Q: When did you first want to make a movie?
A: The idea came four years ago after I finished "Final Fantasy VII." I knew then that we had the technology that companies such as Pixar [Animation Studios] and [Industrial Light and Magic] had. But in order to push the technology, I had to challenge it with something. The challenge at the time was to make realistic human characters in a feature film with 100-plus minutes of computer-generated animation. So it started as more of a technical goal.
Q: What next?
A: I'd like to continue making more movies and more games. But at the same time, because we are dealing with computer graphics, we are able to experiment with other forms of interactive entertainment. Games as interactive movies, for example. I have three or four story ideas. One involves the characters from the movie, like Aki and Dr. Sid. The idea is to treat them as actors and actresses. Aki, for example, may be cast in a thriller or detective movie.
Q: Will you be using any of the technology created for the movie in future video games?
A: There was certainly some exporting of technology to our games business, particularly in the areas of cloth and hair animation. The biggest advantage of having a separate movie studio may have been the internal rivalry that the game developers had with the movie. They wanted to make a game that would kick the movie's butt. Causing internal turmoil is always good.
Q: Movies made from video games such as "Wing Commander" and "Super Mario Bros." generally have not been very successful. Why not? And how is the "Final Fantasy" movie different?
A: The biggest reason things fail is that the originators of games took the concept and the character and just handed them over to Hollywood directors who may not necessarily know very much about the game. What ends up happening is that you have characters that dress similarly, and that's about it. The big difference with "Final Fantasy" is that it was created by the exact same people who created the game. We know what made the game so successful, and we brought that directly into the movie.
Q: Why was the movie done in English as opposed to Japanese?
A: It's the economics. We wanted to build a top-notch movie studio to pump out a fully computer-generated movie. That takes a lot of money. So our economic base had to be the U.S. The Japanese movie industry is dismal. It's expensive to go to movies in Japan. Tickets cost $20 to $25. In Japan, we watch weekly soap operas on television, but not so much full-fledged feature films.
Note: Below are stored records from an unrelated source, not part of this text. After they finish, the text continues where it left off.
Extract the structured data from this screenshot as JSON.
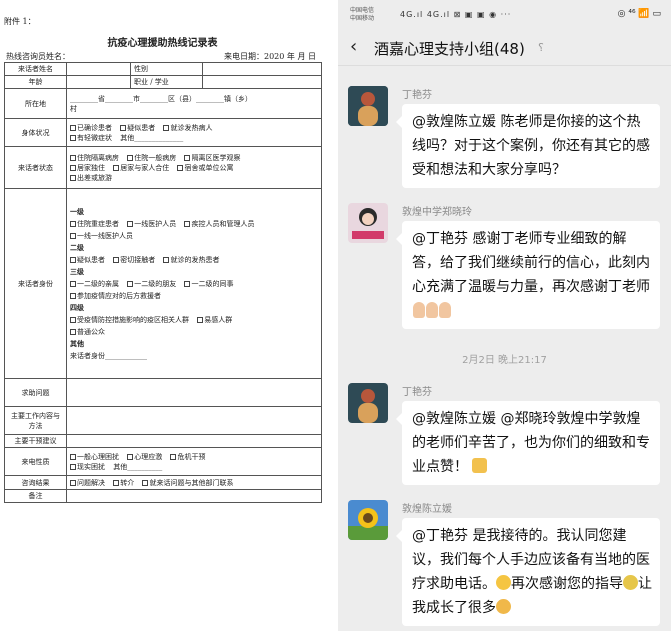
{
  "form": {
    "attachment": "附件 1：",
    "title": "抗疫心理援助热线记录表",
    "counselor": "热线咨询员姓名：",
    "date": "来电日期：2020 年 月 日",
    "rows": {
      "caller_name": "来话者姓名",
      "gender": "性别",
      "age": "年龄",
      "occupation": "职业 / 学业",
      "location": "所在地",
      "location_fields": "________省________市________区（县）________镇（乡）",
      "location_village": "村",
      "health": "身体状况",
      "health_opts": [
        "已确诊患者",
        "疑似患者",
        "就诊发热病人",
        "有轻微症状"
      ],
      "health_other": "其他",
      "state": "来话者状态",
      "state_opts": [
        "住院隔离病房",
        "住院一般病房",
        "隔离区医学观察",
        "居家独住",
        "居家与家人合住",
        "宿舍或单位公寓",
        "出差或旅游"
      ],
      "identity": "来话者身份",
      "level1": "一级",
      "level1_opts": [
        "住院重症患者",
        "一线医护人员",
        "疾控人员和管理人员",
        "一线一线医护人员"
      ],
      "level2": "二级",
      "level2_opts": [
        "疑似患者",
        "密切接触者",
        "就诊的发热患者"
      ],
      "level3": "三级",
      "level3_opts": [
        "一二级的亲属",
        "一二级的朋友",
        "一二级的同事",
        "参加疫情应对的后方救援者"
      ],
      "level4": "四级",
      "level4_opts": [
        "受疫情防控措施影响的疫区相关人群",
        "易感人群",
        "普通公众"
      ],
      "other": "其他",
      "other_identity": "来话者身份",
      "help": "求助问题",
      "work": "主要工作内容与方法",
      "suggest": "主要干预建议",
      "nature": "来电性质",
      "nature_opts": [
        "一般心理困扰",
        "心理应激",
        "危机干预",
        "现实困扰"
      ],
      "nature_other": "其他",
      "result": "咨询结果",
      "result_opts": [
        "问题解决",
        "转介",
        "就来话问题与其他部门联系"
      ],
      "note": "备注"
    }
  },
  "phone": {
    "carrier1": "中国电信",
    "carrier2": "中国移动",
    "signal": "4G.ıl 4G.ıl ⊠ ▣ ▣ ◉ ···",
    "status_right": "◎ ⁴⁶ 📶 ▭",
    "chat_title": "酒嘉心理支持小组(48)",
    "time_sep": "2月2日 晚上21:17",
    "messages": [
      {
        "sender": "丁艳芬",
        "text": "@敦煌陈立媛  陈老师是你接的这个热线吗？对于这个案例，你还有其它的感受和想法和大家分享吗？"
      },
      {
        "sender": "敦煌中学郑晓玲",
        "text": "@丁艳芬  感谢丁老师专业细致的解答，给了我们继续前行的信心，此刻内心充满了温暖与力量，再次感谢丁老师"
      },
      {
        "sender": "丁艳芬",
        "text": "@敦煌陈立媛  @郑晓玲敦煌中学敦煌的老师们辛苦了，也为你们的细致和专业点赞！"
      },
      {
        "sender": "敦煌陈立媛",
        "text1": "@丁艳芬  是我接待的。我认同您建议，我们每个人手边应该备有当地的医疗求助电话。",
        "text2": "再次感谢您的指导",
        "text3": "让我成长了很多"
      }
    ]
  }
}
Japanese prefer to watch dramas on TV, but Americans flock to theaters.
Q: Does the movie draw from any Japanese anime traditions?
A: If it did, it wasn't conscious. Obviously, I grew up with Japanese animation, so there are some similarities. There is, for example, a lot of ambiguity in the movie, the fact that you don't exactly know who the villains are. Things are not black and white. That type of storytelling is very typical of Japanese anime.
Q: The first "Final Fantasy" game came out on the Nintendo platform. In 1996, the games migrated to the Sony PlayStation console. Do you plan to make games for the Nintendo Gamecube or Microsoft's Xbox?
A: That certainly is a possibility. In fact, executives at Square are very enthusiastic about Nintendo. Square is moving into online games. "Final Fantasy XI," which will be released next year, will be a fully online game. To make that work, you have to transcend hardware. If we want to do financially well online, we need to exist across all consoles.
Translation services provided by Hiroshi Tanaka. Times staff writer Alex Pham covers the video game industry.